• **ABOUT THIS TASK**
Below are some records; reproduce them exactly.

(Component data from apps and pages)
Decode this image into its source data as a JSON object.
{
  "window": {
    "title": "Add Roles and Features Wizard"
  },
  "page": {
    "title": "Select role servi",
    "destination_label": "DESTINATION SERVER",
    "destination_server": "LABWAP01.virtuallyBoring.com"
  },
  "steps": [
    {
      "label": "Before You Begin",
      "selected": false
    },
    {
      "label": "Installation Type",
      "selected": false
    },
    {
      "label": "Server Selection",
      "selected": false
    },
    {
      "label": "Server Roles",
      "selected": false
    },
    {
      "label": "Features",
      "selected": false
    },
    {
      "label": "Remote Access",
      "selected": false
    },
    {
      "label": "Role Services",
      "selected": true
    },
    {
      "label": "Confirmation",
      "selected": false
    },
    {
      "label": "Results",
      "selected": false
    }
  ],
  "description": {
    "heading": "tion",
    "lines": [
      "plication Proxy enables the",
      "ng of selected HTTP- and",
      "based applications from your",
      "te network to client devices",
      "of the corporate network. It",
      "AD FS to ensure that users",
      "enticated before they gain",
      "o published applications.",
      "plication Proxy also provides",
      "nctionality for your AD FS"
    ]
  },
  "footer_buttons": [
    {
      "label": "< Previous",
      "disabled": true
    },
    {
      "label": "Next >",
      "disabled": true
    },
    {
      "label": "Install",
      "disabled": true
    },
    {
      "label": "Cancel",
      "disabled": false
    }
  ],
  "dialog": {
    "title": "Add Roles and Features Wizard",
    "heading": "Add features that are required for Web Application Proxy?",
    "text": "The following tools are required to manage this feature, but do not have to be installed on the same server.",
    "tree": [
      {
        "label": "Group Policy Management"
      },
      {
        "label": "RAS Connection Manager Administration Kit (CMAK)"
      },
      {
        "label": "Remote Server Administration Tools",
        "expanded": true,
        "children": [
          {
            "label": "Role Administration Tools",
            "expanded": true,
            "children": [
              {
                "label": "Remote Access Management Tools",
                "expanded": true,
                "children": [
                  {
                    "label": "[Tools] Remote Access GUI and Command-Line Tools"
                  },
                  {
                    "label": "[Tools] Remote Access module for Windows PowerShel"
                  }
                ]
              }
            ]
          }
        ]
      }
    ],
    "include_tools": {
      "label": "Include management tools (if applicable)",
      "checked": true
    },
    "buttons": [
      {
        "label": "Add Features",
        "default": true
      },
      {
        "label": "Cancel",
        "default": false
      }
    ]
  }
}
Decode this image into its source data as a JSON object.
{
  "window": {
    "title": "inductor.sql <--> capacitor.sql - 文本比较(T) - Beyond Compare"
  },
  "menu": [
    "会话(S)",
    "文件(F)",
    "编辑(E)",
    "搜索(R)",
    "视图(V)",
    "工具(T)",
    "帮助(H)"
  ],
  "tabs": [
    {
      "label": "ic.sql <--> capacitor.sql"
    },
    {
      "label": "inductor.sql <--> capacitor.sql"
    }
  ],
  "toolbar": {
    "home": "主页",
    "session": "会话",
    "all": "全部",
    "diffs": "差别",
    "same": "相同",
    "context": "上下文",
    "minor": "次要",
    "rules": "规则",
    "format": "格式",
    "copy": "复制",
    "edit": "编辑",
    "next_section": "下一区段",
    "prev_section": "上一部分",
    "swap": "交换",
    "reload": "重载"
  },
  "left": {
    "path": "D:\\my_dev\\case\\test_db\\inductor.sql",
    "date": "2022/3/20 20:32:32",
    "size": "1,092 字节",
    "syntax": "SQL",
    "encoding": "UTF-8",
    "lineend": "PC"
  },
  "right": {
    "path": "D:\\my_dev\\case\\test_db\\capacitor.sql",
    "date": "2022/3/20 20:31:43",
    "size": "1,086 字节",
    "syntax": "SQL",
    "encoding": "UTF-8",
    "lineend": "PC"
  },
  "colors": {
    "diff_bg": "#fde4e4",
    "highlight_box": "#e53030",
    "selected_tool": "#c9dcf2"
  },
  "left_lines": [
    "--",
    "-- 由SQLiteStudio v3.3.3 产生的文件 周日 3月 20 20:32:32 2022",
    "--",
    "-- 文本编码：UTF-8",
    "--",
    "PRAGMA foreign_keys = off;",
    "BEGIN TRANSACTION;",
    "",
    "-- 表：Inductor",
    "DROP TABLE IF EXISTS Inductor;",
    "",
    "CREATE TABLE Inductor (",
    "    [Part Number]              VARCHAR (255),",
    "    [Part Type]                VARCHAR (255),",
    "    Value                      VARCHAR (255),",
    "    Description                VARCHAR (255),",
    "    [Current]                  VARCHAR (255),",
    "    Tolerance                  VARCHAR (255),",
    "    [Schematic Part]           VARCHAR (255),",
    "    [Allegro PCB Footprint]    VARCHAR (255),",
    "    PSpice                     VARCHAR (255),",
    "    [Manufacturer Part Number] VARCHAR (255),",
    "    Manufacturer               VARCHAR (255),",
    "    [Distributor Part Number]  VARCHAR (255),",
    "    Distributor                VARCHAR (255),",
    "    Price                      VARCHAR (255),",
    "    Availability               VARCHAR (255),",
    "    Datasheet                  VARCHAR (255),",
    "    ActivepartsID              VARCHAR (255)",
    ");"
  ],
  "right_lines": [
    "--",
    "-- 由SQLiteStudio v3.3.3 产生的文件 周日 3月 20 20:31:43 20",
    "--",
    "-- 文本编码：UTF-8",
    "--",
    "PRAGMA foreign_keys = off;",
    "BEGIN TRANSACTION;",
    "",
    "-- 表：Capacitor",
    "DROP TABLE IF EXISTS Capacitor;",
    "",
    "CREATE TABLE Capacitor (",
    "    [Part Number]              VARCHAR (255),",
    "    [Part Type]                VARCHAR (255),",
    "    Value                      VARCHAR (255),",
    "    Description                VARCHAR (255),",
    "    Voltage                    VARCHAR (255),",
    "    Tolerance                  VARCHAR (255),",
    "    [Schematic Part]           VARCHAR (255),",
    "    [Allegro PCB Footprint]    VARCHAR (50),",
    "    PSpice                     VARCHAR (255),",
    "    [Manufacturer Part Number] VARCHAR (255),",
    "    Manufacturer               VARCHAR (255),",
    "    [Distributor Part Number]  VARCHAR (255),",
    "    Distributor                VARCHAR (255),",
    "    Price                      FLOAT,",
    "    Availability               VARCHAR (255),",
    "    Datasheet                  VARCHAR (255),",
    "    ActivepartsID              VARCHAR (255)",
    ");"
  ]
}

• **TASK SOLUTION**
Decode this image into its source data as a JSON object.
{
  "window": {
    "title": "Add Roles and Features Wizard"
  },
  "page": {
    "title": "Select role servi",
    "destination_label": "DESTINATION SERVER",
    "destination_server": "LABWAP01.virtuallyBoring.com"
  },
  "steps": [
    {
      "label": "Before You Begin",
      "selected": false
    },
    {
      "label": "Installation Type",
      "selected": false
    },
    {
      "label": "Server Selection",
      "selected": false
    },
    {
      "label": "Server Roles",
      "selected": false
    },
    {
      "label": "Features",
      "selected": false
    },
    {
      "label": "Remote Access",
      "selected": false
    },
    {
      "label": "Role Services",
      "selected": true
    },
    {
      "label": "Confirmation",
      "selected": false
    },
    {
      "label": "Results",
      "selected": false
    }
  ],
  "description": {
    "heading": "tion",
    "lines": [
      "plication Proxy enables the",
      "ng of selected HTTP- and",
      "based applications from your",
      "te network to client devices",
      "of the corporate network. It",
      "AD FS to ensure that users",
      "enticated before they gain",
      "o published applications.",
      "plication Proxy also provides",
      "nctionality for your AD FS"
    ]
  },
  "footer_buttons": [
    {
      "label": "< Previous",
      "disabled": true
    },
    {
      "label": "Next >",
      "disabled": true
    },
    {
      "label": "Install",
      "disabled": true
    },
    {
      "label": "Cancel",
      "disabled": false
    }
  ],
  "dialog": {
    "title": "Add Roles and Features Wizard",
    "heading": "Add features that are required for Web Application Proxy?",
    "text": "The following tools are required to manage this feature, but do not have to be installed on the same server.",
    "tree": [
      {
        "label": "Group Policy Management"
      },
      {
        "label": "RAS Connection Manager Administration Kit (CMAK)"
      },
      {
        "label": "Remote Server Administration Tools",
        "expanded": true,
        "children": [
          {
            "label": "Role Administration Tools",
            "expanded": true,
            "children": [
              {
                "label": "Remote Access Management Tools",
                "expanded": true,
                "children": [
                  {
                    "label": "[Tools] Remote Access GUI and Command-Line Tools"
                  },
                  {
                    "label": "[Tools] Remote Access module for Windows PowerShel"
                  }
                ]
              }
            ]
          }
        ]
      }
    ],
    "include_tools": {
      "label": "Include management tools (if applicable)",
      "checked": true
    },
    "buttons": [
      {
        "label": "Add Features",
        "default": true
      },
      {
        "label": "Cancel",
        "default": false
      }
    ]
  }
}
Decode this image into its source data as a JSON object.
{
  "window": {
    "title": "inductor.sql <--> capacitor.sql - 文本比较(T) - Beyond Compare"
  },
  "menu": [
    "会话(S)",
    "文件(F)",
    "编辑(E)",
    "搜索(R)",
    "视图(V)",
    "工具(T)",
    "帮助(H)"
  ],
  "tabs": [
    {
      "label": "ic.sql <--> capacitor.sql"
    },
    {
      "label": "inductor.sql <--> capacitor.sql"
    }
  ],
  "toolbar": {
    "home": "主页",
    "session": "会话",
    "all": "全部",
    "diffs": "差别",
    "same": "相同",
    "context": "上下文",
    "minor": "次要",
    "rules": "规则",
    "format": "格式",
    "copy": "复制",
    "edit": "编辑",
    "next_section": "下一区段",
    "prev_section": "上一部分",
    "swap": "交换",
    "reload": "重载"
  },
  "left": {
    "path": "D:\\my_dev\\case\\test_db\\inductor.sql",
    "date": "2022/3/20 20:32:32",
    "size": "1,092 字节",
    "syntax": "SQL",
    "encoding": "UTF-8",
    "lineend": "PC"
  },
  "right": {
    "path": "D:\\my_dev\\case\\test_db\\capacitor.sql",
    "date": "2022/3/20 20:31:43",
    "size": "1,086 字节",
    "syntax": "SQL",
    "encoding": "UTF-8",
    "lineend": "PC"
  },
  "colors": {
    "diff_bg": "#fde4e4",
    "highlight_box": "#e53030",
    "selected_tool": "#c9dcf2"
  },
  "left_lines": [
    "--",
    "-- 由SQLiteStudio v3.3.3 产生的文件 周日 3月 20 20:32:32 2022",
    "--",
    "-- 文本编码：UTF-8",
    "--",
    "PRAGMA foreign_keys = off;",
    "BEGIN TRANSACTION;",
    "",
    "-- 表：Inductor",
    "DROP TABLE IF EXISTS Inductor;",
    "",
    "CREATE TABLE Inductor (",
    "    [Part Number]              VARCHAR (255),",
    "    [Part Type]                VARCHAR (255),",
    "    Value                      VARCHAR (255),",
    "    Description                VARCHAR (255),",
    "    [Current]                  VARCHAR (255),",
    "    Tolerance                  VARCHAR (255),",
    "    [Schematic Part]           VARCHAR (255),",
    "    [Allegro PCB Footprint]    VARCHAR (255),",
    "    PSpice                     VARCHAR (255),",
    "    [Manufacturer Part Number] VARCHAR (255),",
    "    Manufacturer               VARCHAR (255),",
    "    [Distributor Part Number]  VARCHAR (255),",
    "    Distributor                VARCHAR (255),",
    "    Price                      VARCHAR (255),",
    "    Availability               VARCHAR (255),",
    "    Datasheet                  VARCHAR (255),",
    "    ActivepartsID              VARCHAR (255)",
    ");"
  ],
  "right_lines": [
    "--",
    "-- 由SQLiteStudio v3.3.3 产生的文件 周日 3月 20 20:31:43 20",
    "--",
    "-- 文本编码：UTF-8",
    "--",
    "PRAGMA foreign_keys = off;",
    "BEGIN TRANSACTION;",
    "",
    "-- 表：Capacitor",
    "DROP TABLE IF EXISTS Capacitor;",
    "",
    "CREATE TABLE Capacitor (",
    "    [Part Number]              VARCHAR (255),",
    "    [Part Type]                VARCHAR (255),",
    "    Value                      VARCHAR (255),",
    "    Description                VARCHAR (255),",
    "    Voltage                    VARCHAR (255),",
    "    Tolerance                  VARCHAR (255),",
    "    [Schematic Part]           VARCHAR (255),",
    "    [Allegro PCB Footprint]    VARCHAR (50),",
    "    PSpice                     VARCHAR (255),",
    "    [Manufacturer Part Number] VARCHAR (255),",
    "    Manufacturer               VARCHAR (255),",
    "    [Distributor Part Number]  VARCHAR (255),",
    "    Distributor                VARCHAR (255),",
    "    Price                      FLOAT,",
    "    Availability               VARCHAR (255),",
    "    Datasheet                  VARCHAR (255),",
    "    ActivepartsID              VARCHAR (255)",
    ");"
  ]
}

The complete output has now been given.